* Activity
Identify each line in the records below that contains the word "cước", and copy it.

* Recorded data
- - -

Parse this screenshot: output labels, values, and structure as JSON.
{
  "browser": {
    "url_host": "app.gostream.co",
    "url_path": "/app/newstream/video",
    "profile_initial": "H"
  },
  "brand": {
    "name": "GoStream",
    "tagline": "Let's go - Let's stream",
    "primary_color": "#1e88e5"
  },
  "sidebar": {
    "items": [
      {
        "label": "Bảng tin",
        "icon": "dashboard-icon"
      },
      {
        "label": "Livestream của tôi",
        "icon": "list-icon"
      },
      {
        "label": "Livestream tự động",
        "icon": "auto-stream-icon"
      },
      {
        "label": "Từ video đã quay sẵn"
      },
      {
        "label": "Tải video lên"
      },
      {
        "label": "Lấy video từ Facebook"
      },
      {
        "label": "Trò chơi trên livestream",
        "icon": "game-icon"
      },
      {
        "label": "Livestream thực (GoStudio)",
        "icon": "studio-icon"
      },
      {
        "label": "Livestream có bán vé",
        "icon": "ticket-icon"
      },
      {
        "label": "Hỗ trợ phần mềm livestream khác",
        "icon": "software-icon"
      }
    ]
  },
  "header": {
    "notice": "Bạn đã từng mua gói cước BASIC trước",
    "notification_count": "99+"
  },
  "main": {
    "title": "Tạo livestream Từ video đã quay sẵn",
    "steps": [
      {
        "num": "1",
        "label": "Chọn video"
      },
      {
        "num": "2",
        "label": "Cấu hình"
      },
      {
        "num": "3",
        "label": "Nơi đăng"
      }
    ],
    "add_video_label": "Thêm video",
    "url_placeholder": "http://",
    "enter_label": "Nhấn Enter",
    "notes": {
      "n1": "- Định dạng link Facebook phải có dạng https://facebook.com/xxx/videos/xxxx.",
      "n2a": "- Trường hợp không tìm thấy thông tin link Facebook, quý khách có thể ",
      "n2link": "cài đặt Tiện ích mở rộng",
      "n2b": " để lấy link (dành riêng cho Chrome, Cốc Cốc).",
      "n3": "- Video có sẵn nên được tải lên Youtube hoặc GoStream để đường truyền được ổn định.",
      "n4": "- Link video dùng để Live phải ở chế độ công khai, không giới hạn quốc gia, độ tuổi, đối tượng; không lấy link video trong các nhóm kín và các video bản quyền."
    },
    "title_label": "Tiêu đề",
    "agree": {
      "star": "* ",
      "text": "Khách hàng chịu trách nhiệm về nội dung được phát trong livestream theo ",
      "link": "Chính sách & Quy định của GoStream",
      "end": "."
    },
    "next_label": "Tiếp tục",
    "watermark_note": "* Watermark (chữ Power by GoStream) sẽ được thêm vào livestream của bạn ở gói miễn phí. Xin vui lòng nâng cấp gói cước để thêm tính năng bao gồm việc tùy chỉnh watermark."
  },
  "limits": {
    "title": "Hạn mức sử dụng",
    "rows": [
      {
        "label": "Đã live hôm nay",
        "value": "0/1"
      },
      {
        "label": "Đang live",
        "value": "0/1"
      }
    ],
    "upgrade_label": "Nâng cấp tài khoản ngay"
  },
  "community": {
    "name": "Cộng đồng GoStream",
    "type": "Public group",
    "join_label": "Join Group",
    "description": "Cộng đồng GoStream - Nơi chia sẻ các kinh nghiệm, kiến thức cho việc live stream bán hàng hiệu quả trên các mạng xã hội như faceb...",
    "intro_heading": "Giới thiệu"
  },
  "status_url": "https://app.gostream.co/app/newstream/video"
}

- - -

* Answer section
    "notice": "Bạn đã từng mua gói cước BASIC trước",
    "watermark_note": "* Watermark (chữ Power by GoStream) sẽ được thêm vào livestream của bạn ở gói miễn phí. Xin vui lòng nâng cấp gói cước để thêm tính năng bao gồm việc tùy chỉnh watermark."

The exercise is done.